Entries taken from a collection
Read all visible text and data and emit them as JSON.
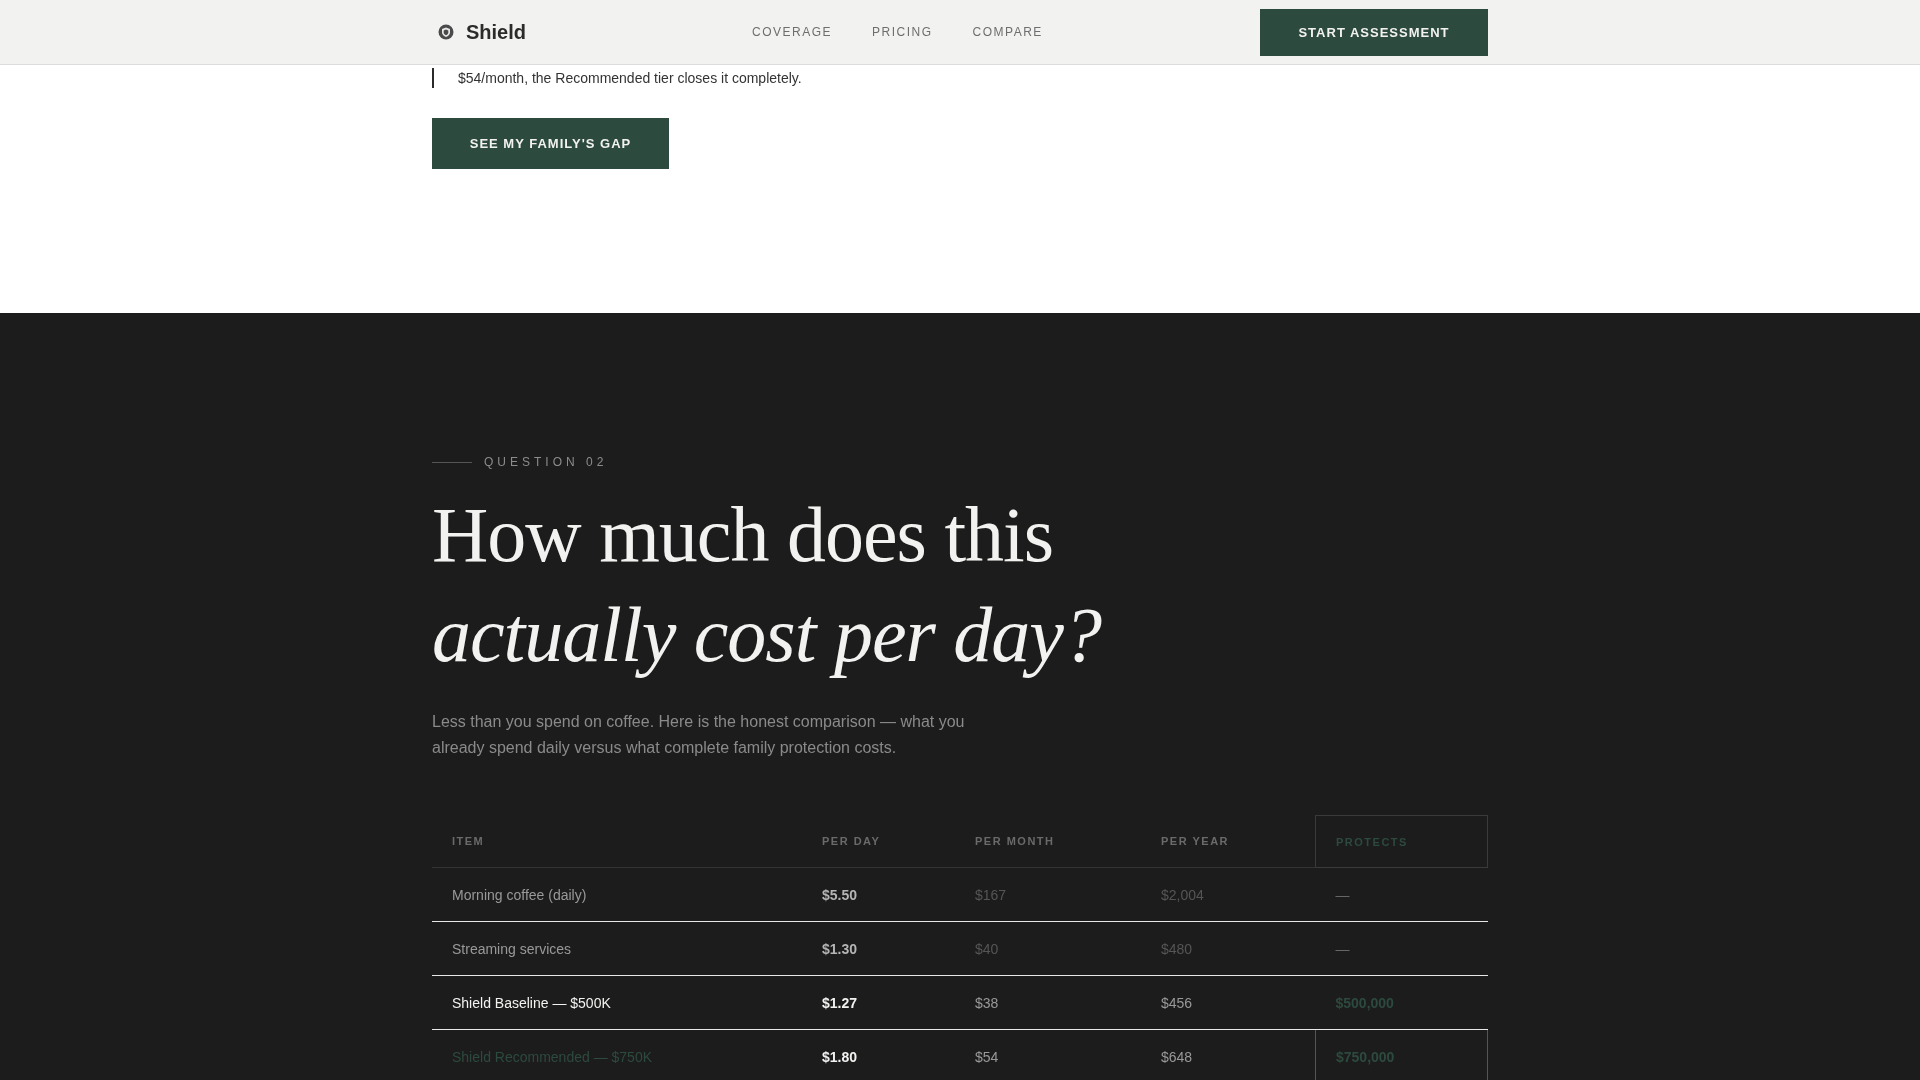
{
  "header": {
    "brand": "Shield",
    "nav": [
      "COVERAGE",
      "PRICING",
      "COMPARE"
    ],
    "cta": "START ASSESSMENT"
  },
  "intro": {
    "quote_tail": "$54/month, the Recommended tier closes it completely.",
    "button": "SEE MY FAMILY'S GAP"
  },
  "question": {
    "eyebrow": "QUESTION 02",
    "title_line_1": "How much does this",
    "title_line_2": "actually cost per day?",
    "lede": "Less than you spend on coffee. Here is the honest comparison — what you already spend daily versus what complete family protection costs."
  },
  "table": {
    "columns": [
      {
        "label": "ITEM",
        "highlighted": false
      },
      {
        "label": "PER DAY",
        "highlighted": false
      },
      {
        "label": "PER MONTH",
        "highlighted": false
      },
      {
        "label": "PER YEAR",
        "highlighted": false
      },
      {
        "label": "PROTECTS",
        "highlighted": true
      }
    ],
    "rows": [
      {
        "kind": "expense",
        "highlighted": false,
        "cells": [
          "Morning coffee (daily)",
          "$5.50",
          "$167",
          "$2,004",
          "—"
        ]
      },
      {
        "kind": "expense",
        "highlighted": false,
        "cells": [
          "Streaming services",
          "$1.30",
          "$40",
          "$480",
          "—"
        ]
      },
      {
        "kind": "plan",
        "highlighted": false,
        "cells": [
          "Shield Baseline — $500K",
          "$1.27",
          "$38",
          "$456",
          "$500,000"
        ]
      },
      {
        "kind": "recommended",
        "highlighted": true,
        "cells": [
          "Shield Recommended — $750K",
          "$1.80",
          "$54",
          "$648",
          "$750,000"
        ]
      }
    ]
  }
}
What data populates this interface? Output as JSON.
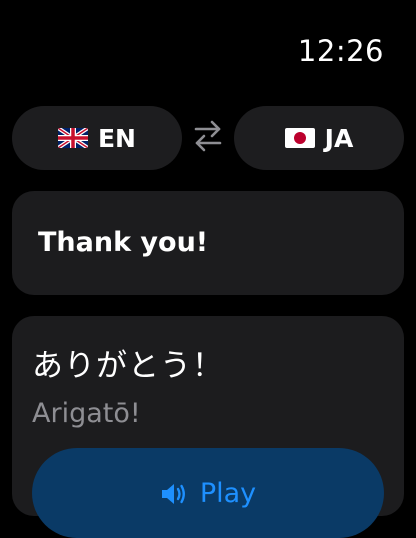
{
  "status": {
    "time": "12:26"
  },
  "languages": {
    "source": {
      "code": "EN",
      "flag_icon": "uk-flag-icon"
    },
    "target": {
      "code": "JA",
      "flag_icon": "japan-flag-icon"
    },
    "swap_icon": "swap-arrows-icon"
  },
  "input": {
    "text": "Thank you!"
  },
  "output": {
    "text": "ありがとう！",
    "romanization": "Arigatō!",
    "play_label": "Play",
    "play_icon": "speaker-icon"
  },
  "colors": {
    "background": "#000000",
    "card": "#1c1c1e",
    "accent": "#1e90ff",
    "secondary_text": "#8e8e93"
  }
}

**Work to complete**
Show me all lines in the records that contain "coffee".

**Result of the task**
    "lede": "Less than you spend on coffee. Here is the honest comparison — what you already spend daily versus what complete family protection costs."
          "Morning coffee (daily)",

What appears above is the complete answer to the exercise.